That bill would exempt from new regulations derivatives trades that occur between affiliates of the same company.

The debate at the House Financial Services Committee saw several Democrats flip-flop on measures, announcing opposition the bills after backing similar measures cleared by the panel in the prior Congress.

Rep. Maxine Waters (D-Calif.), the ranking member on the committee, opposed a measure that would allow banks to house some of their derivatives activity within their federally-insured branches (Dodd-Frank required banks to "push out" all that activity to affiliates without deposit insurance), after the bill cleared the committee by a voice vote in 2012.

"This was not controversial legislation," said Rep. Jim Himes (D-Conn.), one of the bill's sponsors.

But now, Waters contended that she could not back the change until regulators finalized key pieces of Dodd-Frank, including the Volcker Rule.

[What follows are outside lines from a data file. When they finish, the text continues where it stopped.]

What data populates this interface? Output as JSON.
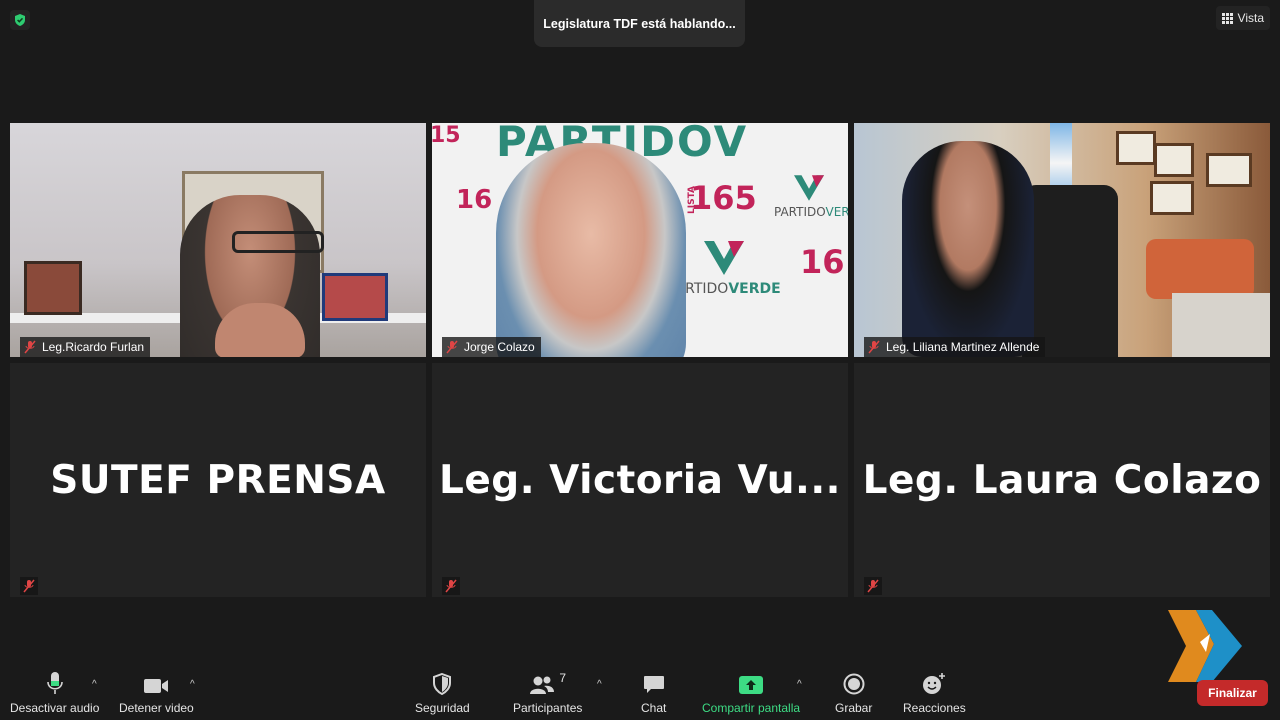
{
  "meeting": {
    "speaking_banner": "Legislatura TDF está hablando...",
    "view_label": "Vista"
  },
  "participants_video": [
    {
      "name": "Leg.Ricardo Furlan",
      "muted": true
    },
    {
      "name": "Jorge Colazo",
      "muted": true
    },
    {
      "name": "Leg. Liliana Martinez Allende",
      "muted": true
    }
  ],
  "participants_novideo": [
    {
      "display_name": "SUTEF PRENSA",
      "muted": true
    },
    {
      "display_name": "Leg. Victoria Vu...",
      "muted": true
    },
    {
      "display_name": "Leg. Laura Colazo",
      "muted": true
    }
  ],
  "video_backdrop": {
    "top_text": "PARTIDOV",
    "brand_prefix": "PARTIDO",
    "brand_suffix": "VERDE",
    "list_word": "LISTA",
    "list_number": "165",
    "list_number_short": "16",
    "left_edge_text": "15"
  },
  "toolbar": {
    "audio_label": "Desactivar audio",
    "video_label": "Detener video",
    "security_label": "Seguridad",
    "participants_label": "Participantes",
    "participants_count": "7",
    "chat_label": "Chat",
    "share_label": "Compartir pantalla",
    "record_label": "Grabar",
    "reactions_label": "Reacciones",
    "end_label": "Finalizar"
  },
  "colors": {
    "background": "#1a1a1a",
    "tile": "#232323",
    "share_green": "#3ddc84",
    "end_red": "#c42a2a",
    "muted_red": "#e04545"
  }
}
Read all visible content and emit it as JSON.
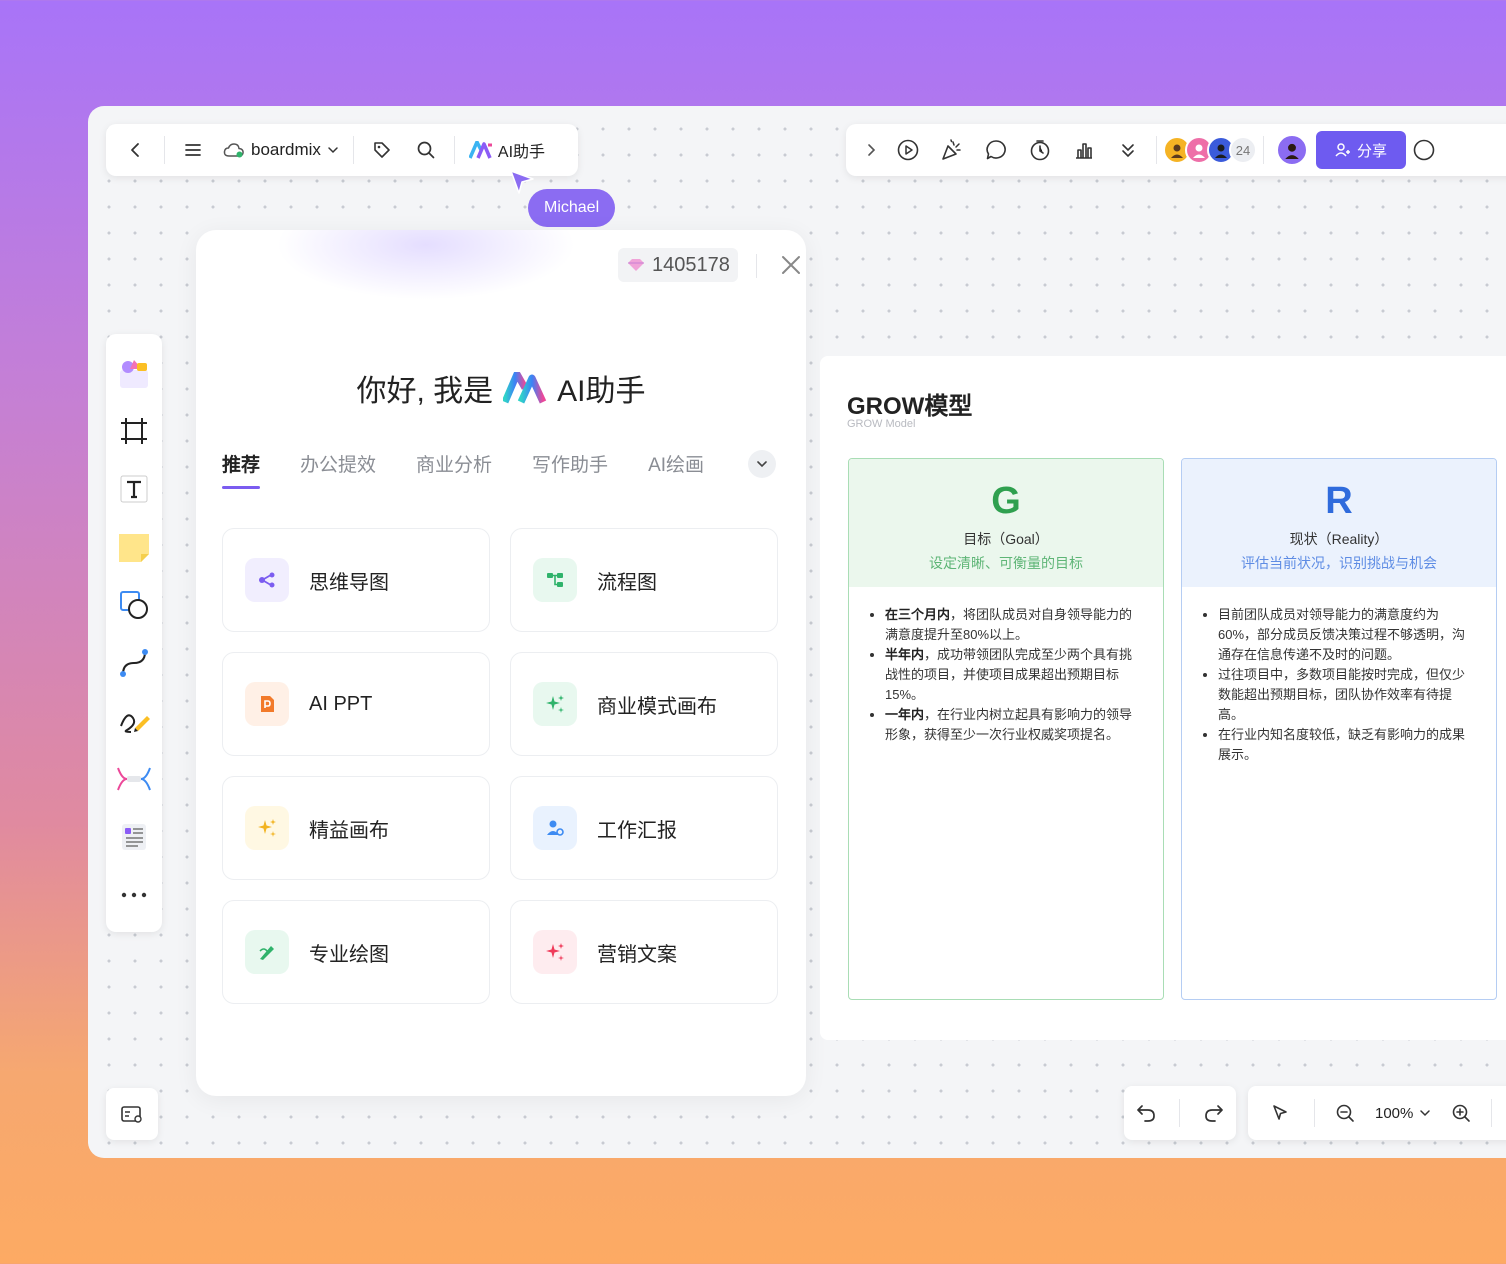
{
  "toolbar_left": {
    "brand": "boardmix",
    "ai_label": "AI助手"
  },
  "cursor": {
    "user": "Michael"
  },
  "toolbar_right": {
    "member_count": "24",
    "share_label": "分享"
  },
  "ai_panel": {
    "credits": "1405178",
    "greeting_prefix": "你好, 我是",
    "greeting_suffix": "AI助手",
    "tabs": [
      "推荐",
      "办公提效",
      "商业分析",
      "写作助手",
      "AI绘画"
    ],
    "cards": [
      {
        "label": "思维导图",
        "icon": "mindmap-icon",
        "color": "#7b5cf0",
        "bg": "#f1eefe"
      },
      {
        "label": "流程图",
        "icon": "flowchart-icon",
        "color": "#2fb36b",
        "bg": "#e8f8ef"
      },
      {
        "label": "AI PPT",
        "icon": "ppt-icon",
        "color": "#f27a2a",
        "bg": "#fff0e6"
      },
      {
        "label": "商业模式画布",
        "icon": "sparkle-icon",
        "color": "#2fb36b",
        "bg": "#e8f8ef"
      },
      {
        "label": "精益画布",
        "icon": "sparkle-icon",
        "color": "#f2b320",
        "bg": "#fff8e3"
      },
      {
        "label": "工作汇报",
        "icon": "report-icon",
        "color": "#3d8bf2",
        "bg": "#e9f2fe"
      },
      {
        "label": "专业绘图",
        "icon": "draw-icon",
        "color": "#2fb36b",
        "bg": "#e8f8ef"
      },
      {
        "label": "营销文案",
        "icon": "sparkle-icon",
        "color": "#ef3b5a",
        "bg": "#feecef"
      }
    ]
  },
  "grow": {
    "title": "GROW模型",
    "subtitle": "GROW Model",
    "cards": [
      {
        "letter": "G",
        "label": "目标（Goal）",
        "desc": "设定清晰、可衡量的目标",
        "accent": "#2fa04f",
        "head_bg": "#ebf7ed",
        "border": "#a9ddb5",
        "items": [
          {
            "bold": "在三个月内",
            "text": "，将团队成员对自身领导能力的满意度提升至80%以上。"
          },
          {
            "bold": "半年内",
            "text": "，成功带领团队完成至少两个具有挑战性的项目，并使项目成果超出预期目标15%。"
          },
          {
            "bold": "一年内",
            "text": "，在行业内树立起具有影响力的领导形象，获得至少一次行业权威奖项提名。"
          }
        ]
      },
      {
        "letter": "R",
        "label": "现状（Reality）",
        "desc": "评估当前状况，识别挑战与机会",
        "accent": "#2f6bdc",
        "head_bg": "#ebf2fd",
        "border": "#b5cdf3",
        "items": [
          {
            "bold": "",
            "text": "目前团队成员对领导能力的满意度约为60%，部分成员反馈决策过程不够透明，沟通存在信息传递不及时的问题。"
          },
          {
            "bold": "",
            "text": "过往项目中，多数项目能按时完成，但仅少数能超出预期目标，团队协作效率有待提高。"
          },
          {
            "bold": "",
            "text": "在行业内知名度较低，缺乏有影响力的成果展示。"
          }
        ]
      }
    ]
  },
  "zoom": {
    "value": "100%"
  }
}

"It is important that we have a complete set of workable rules before we start reversing pieces," she said.

Financial reform advocates have loudly criticized the bills, especially after they were easily passed by the House Agriculture Committee earlier this year. And on Monday, Treasury Secretary Jack LewJacob (Jack) Joseph LewThe Hill's Morning Report - Biden argues for legislative patience, urgent action amid crisis On The Money: Senate confirms Yellen as first female Treasury secretary | Biden says he's open to tighter income limits for stimulus checks | Administration will look to expedite getting Tubman on bill Sorry Mr. Jackson, Tubman on the is real MORE said the administration opposed the measures, echoing his predecessor, Timothy Geithner, when the measures first appeared.

Nonetheless, Republicans were quick to point out the bipartisan past of many of these bills amidst the newfound opposition.

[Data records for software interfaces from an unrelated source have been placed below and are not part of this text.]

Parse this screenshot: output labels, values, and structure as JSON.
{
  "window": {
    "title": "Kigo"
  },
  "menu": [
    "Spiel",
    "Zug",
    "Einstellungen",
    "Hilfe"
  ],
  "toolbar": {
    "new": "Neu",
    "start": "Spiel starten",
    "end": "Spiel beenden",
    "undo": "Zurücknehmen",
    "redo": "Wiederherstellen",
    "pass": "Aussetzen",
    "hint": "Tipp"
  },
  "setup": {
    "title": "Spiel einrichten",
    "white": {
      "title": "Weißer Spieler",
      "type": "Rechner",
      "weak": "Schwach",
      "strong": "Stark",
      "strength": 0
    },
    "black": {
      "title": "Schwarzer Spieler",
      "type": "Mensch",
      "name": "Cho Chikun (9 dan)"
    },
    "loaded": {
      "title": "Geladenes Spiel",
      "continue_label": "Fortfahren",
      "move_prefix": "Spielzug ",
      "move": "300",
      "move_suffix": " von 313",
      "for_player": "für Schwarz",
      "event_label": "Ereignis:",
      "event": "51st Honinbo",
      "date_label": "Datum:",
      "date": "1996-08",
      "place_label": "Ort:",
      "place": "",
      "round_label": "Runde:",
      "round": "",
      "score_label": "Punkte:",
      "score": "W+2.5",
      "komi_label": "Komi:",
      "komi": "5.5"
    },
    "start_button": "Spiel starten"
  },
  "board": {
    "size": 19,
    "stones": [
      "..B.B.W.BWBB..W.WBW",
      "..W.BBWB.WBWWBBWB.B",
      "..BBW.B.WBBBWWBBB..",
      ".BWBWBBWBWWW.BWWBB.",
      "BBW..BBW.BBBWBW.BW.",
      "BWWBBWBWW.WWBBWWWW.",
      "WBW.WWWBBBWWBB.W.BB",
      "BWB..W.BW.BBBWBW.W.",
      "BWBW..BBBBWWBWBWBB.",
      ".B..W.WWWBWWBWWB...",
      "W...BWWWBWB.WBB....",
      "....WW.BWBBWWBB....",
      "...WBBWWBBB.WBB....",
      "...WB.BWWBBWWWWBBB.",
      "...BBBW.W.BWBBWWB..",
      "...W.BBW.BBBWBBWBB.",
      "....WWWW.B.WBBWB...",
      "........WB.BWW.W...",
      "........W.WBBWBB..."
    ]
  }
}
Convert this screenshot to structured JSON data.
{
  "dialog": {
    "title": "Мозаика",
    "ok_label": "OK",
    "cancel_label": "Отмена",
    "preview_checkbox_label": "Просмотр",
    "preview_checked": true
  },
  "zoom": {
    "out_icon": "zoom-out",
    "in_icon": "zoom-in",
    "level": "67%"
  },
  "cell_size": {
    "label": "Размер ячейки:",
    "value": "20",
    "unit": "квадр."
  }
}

"I'm still trying to figure out substantially what has changed here to cause members to decide to oppose a bill that they previously supported," said Chairman Jeb Hensarling (R-Texas).

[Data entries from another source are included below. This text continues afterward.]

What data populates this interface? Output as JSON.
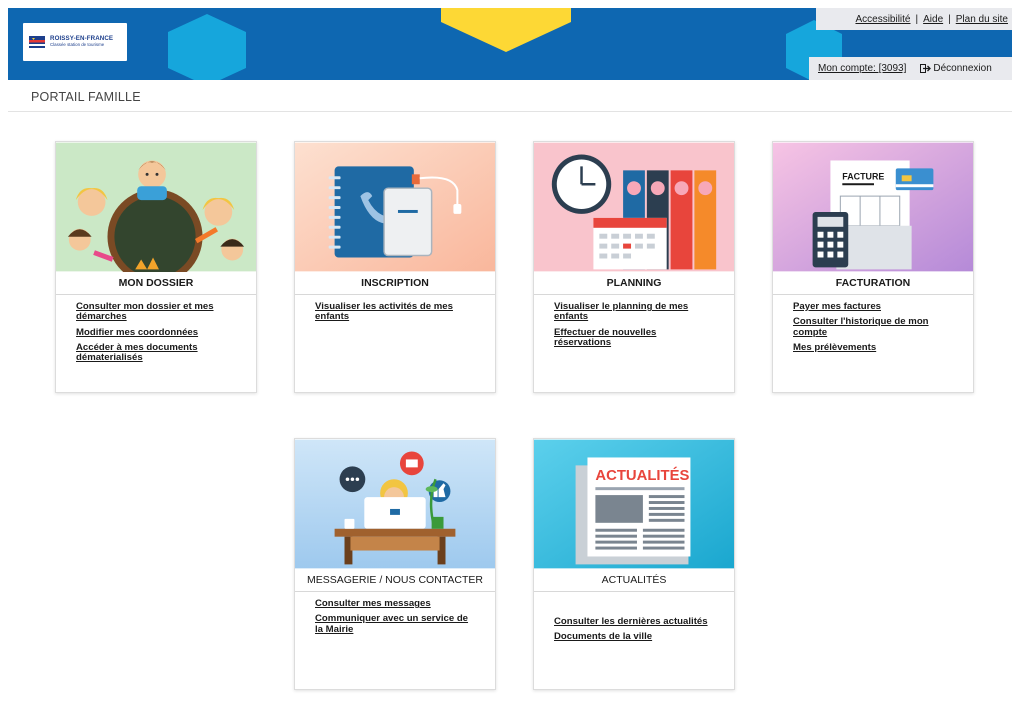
{
  "header": {
    "logo": {
      "title": "ROISSY-EN-FRANCE",
      "subtitle": "Classée station de tourisme"
    },
    "top_links": [
      {
        "label": "Accessibilité"
      },
      {
        "label": "Aide"
      },
      {
        "label": "Plan du site"
      }
    ],
    "top_links_separator": "|",
    "account": {
      "label": "Mon compte: [3093]",
      "logout": "Déconnexion"
    }
  },
  "breadcrumb": "PORTAIL FAMILLE",
  "colors": {
    "header_blue": "#0e67b1",
    "hex_light_blue": "#16a6dc",
    "hex_yellow": "#fdd835",
    "link_text": "#1a1a1a"
  },
  "cards": [
    {
      "title": "MON DOSSIER",
      "icon": "kids-chalkboard-illustration",
      "links": [
        {
          "label": "Consulter mon dossier et mes démarches"
        },
        {
          "label": "Modifier mes coordonnées"
        },
        {
          "label": "Accéder à mes documents dématerialisés"
        }
      ]
    },
    {
      "title": "INSCRIPTION",
      "icon": "notebook-phone-illustration",
      "links": [
        {
          "label": "Visualiser les activités de mes enfants"
        }
      ]
    },
    {
      "title": "PLANNING",
      "icon": "clock-calendar-binders-illustration",
      "links": [
        {
          "label": "Visualiser le planning de mes enfants"
        },
        {
          "label": "Effectuer de nouvelles réservations"
        }
      ]
    },
    {
      "title": "FACTURATION",
      "icon": "invoice-calculator-illustration",
      "illustration_text": "FACTURE",
      "links": [
        {
          "label": "Payer mes factures"
        },
        {
          "label": "Consulter l'historique de mon compte"
        },
        {
          "label": "Mes prélèvements"
        }
      ]
    },
    {
      "title": "MESSAGERIE / NOUS CONTACTER",
      "icon": "laptop-messages-illustration",
      "links": [
        {
          "label": "Consulter mes messages"
        },
        {
          "label": "Communiquer avec un service de la Mairie"
        }
      ]
    },
    {
      "title": "ACTUALITÉS",
      "icon": "newspaper-illustration",
      "illustration_text": "ACTUALITÉS",
      "links": [
        {
          "label": "Consulter les dernières actualités"
        },
        {
          "label": "Documents de la ville"
        }
      ]
    }
  ]
}
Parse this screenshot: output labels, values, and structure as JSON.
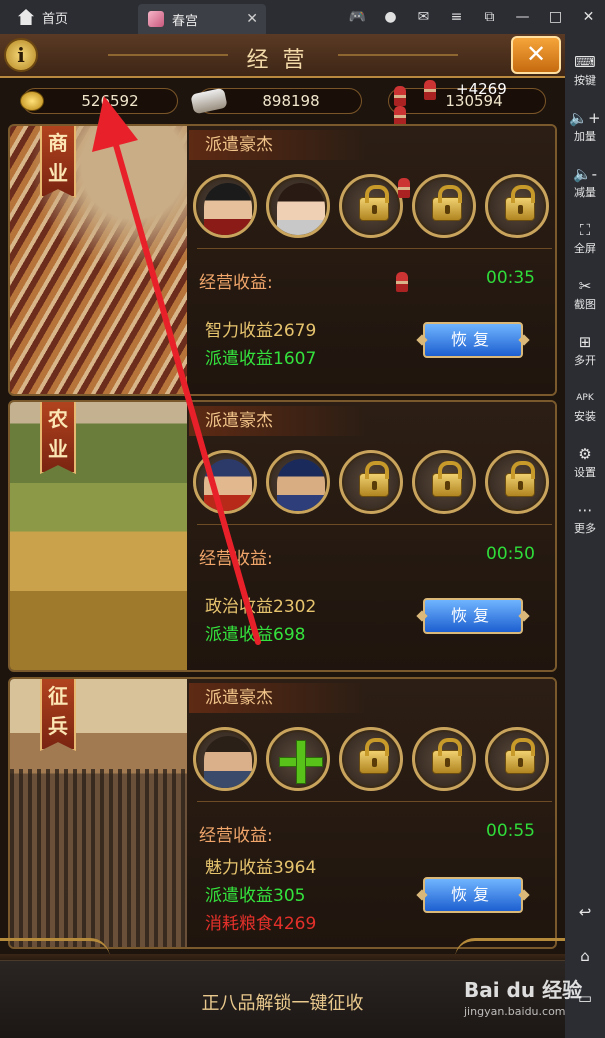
{
  "window": {
    "tab_home_label": "首页",
    "tab_game_label": "春宫",
    "tab_close": "✕",
    "controls": [
      "🎮",
      "●",
      "✉",
      "≡",
      "⧉",
      "—",
      "□",
      "✕"
    ]
  },
  "sidebar": {
    "items": [
      {
        "icon": "keyboard-icon",
        "glyph": "⌨",
        "label": "按键"
      },
      {
        "icon": "volume-up-icon",
        "glyph": "🔈+",
        "label": "加量"
      },
      {
        "icon": "volume-down-icon",
        "glyph": "🔈-",
        "label": "减量"
      },
      {
        "icon": "fullscreen-icon",
        "glyph": "⛶",
        "label": "全屏"
      },
      {
        "icon": "scissors-icon",
        "glyph": "✂",
        "label": "截图"
      },
      {
        "icon": "multi-open-icon",
        "glyph": "⊞",
        "label": "多开"
      },
      {
        "icon": "apk-install-icon",
        "glyph": "APK",
        "label": "安装"
      },
      {
        "icon": "settings-icon",
        "glyph": "⚙",
        "label": "设置"
      },
      {
        "icon": "more-icon",
        "glyph": "⋯",
        "label": "更多"
      }
    ],
    "bottom": [
      {
        "icon": "back-icon",
        "glyph": "↩"
      },
      {
        "icon": "home-icon",
        "glyph": "⌂"
      },
      {
        "icon": "recent-apps-icon",
        "glyph": "▭"
      }
    ]
  },
  "game": {
    "info_label": "i",
    "title": "经营",
    "close_label": "✕",
    "resources": {
      "gold": "526592",
      "silver": "898198",
      "soldiers": "130594",
      "soldiers_delta": "+4269"
    },
    "cards": [
      {
        "banner": "商业",
        "dispatch_label": "派遣豪杰",
        "income_label": "经营收益:",
        "timer": "00:35",
        "stat1": "智力收益2679",
        "stat2": "派遣收益1607",
        "stat3": "",
        "button": "恢复"
      },
      {
        "banner": "农业",
        "dispatch_label": "派遣豪杰",
        "income_label": "经营收益:",
        "timer": "00:50",
        "stat1": "政治收益2302",
        "stat2": "派遣收益698",
        "stat3": "",
        "button": "恢复"
      },
      {
        "banner": "征兵",
        "dispatch_label": "派遣豪杰",
        "income_label": "经营收益:",
        "timer": "00:55",
        "stat1": "魅力收益3964",
        "stat2": "派遣收益305",
        "stat3": "消耗粮食4269",
        "button": "恢复"
      }
    ],
    "unlock_text": "正八品解锁一键征收"
  },
  "watermark": {
    "brand": "Bai du 经验",
    "url": "jingyan.baidu.com"
  },
  "colors": {
    "accent_gold": "#c9a45d",
    "timer_green": "#2fdc3a",
    "button_blue": "#1d5fd0",
    "annotation_red": "#e8202a"
  }
}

Waters's opposition came as other high-ranking Democrats on the panel threw their support behind the measure. Rep. Carolyn Maloney (D-N.Y.) argued the bill actually would help achieve the goals of Dodd-Frank by trimming back inadvertently problematic rules.

"Sometimes regulations look better when they're written than when you see the reality," she said.

And Rep. David Scott (D-Ga.), said the committee should be commended for debating the measure.

"There's no more glaring unintended consequence than what we face here," he said.

Waters and other Democrats argued that the last year has yielded evidence suggesting such bills were not prudent, pointing to the multibillion dollar trading losses suffered by JPMorgan in its "London Whale" catastrophe as evidence.

"I'll admit that between the last time we saw this and now, I've had an opportunity to think about it more and hear more arguments against it," said Rep. Keith Ellison (D-Minn.).

The debate, which at times became contentious, saw some Democrats caught in the middle of a tug-of-war, trying to craft a bipartisan bill while ducking fire from their own party.

At one point, Moore offered an amendment to her inter-affiliate legislation, aimed at curbing potential abuse of international affiliates to make risky trades. When her fellow co-sponsor, Rep. Steve Stivers (R-Ohio) aired concerns about the amendment, she agreed to withdraw it, earning a critique from Waters, who already said she was worried about the bill.

"Now I am even more concerned," she said. Moore then re-introduced the amendment to the bill, before agreeing to rework the language before the committee would vote on the full measure.

The bill was ultimately passed with bipartisan support, but Moore's amendment was defeated.

The standoffs came after the committee easily cleared several bills with unanimous support. One of those bills would require the Securities and Exchange Commission (SEC) to meet a statutory deadline for regulations implementing the Jumpstart Our Business Startups (JOBS) Act, which Republicans have long decried as long overdue. Another measure would raise the threshold for which a savings and loan would have to register with the SEC, while a third removed a legal requirement from Dodd-Frank imposed on foreign governments that regulators had said was unworkable.

Another bill easily cleared by the committee would direct the Financial Stability Oversight Council (FSOC) to study the impact that would occur if the U.S. and other nations differently implemented capital requirements pertaining to derivatives. And a final bill cleared by voice vote would explicitly exempt end users of derivatives from new regulatory requirements, making explicit previously aired congressional intent.

Another bill, which would require the SEC to conduct cost-benefit analysis on new regulations, was approved by the committee down a party-line vote.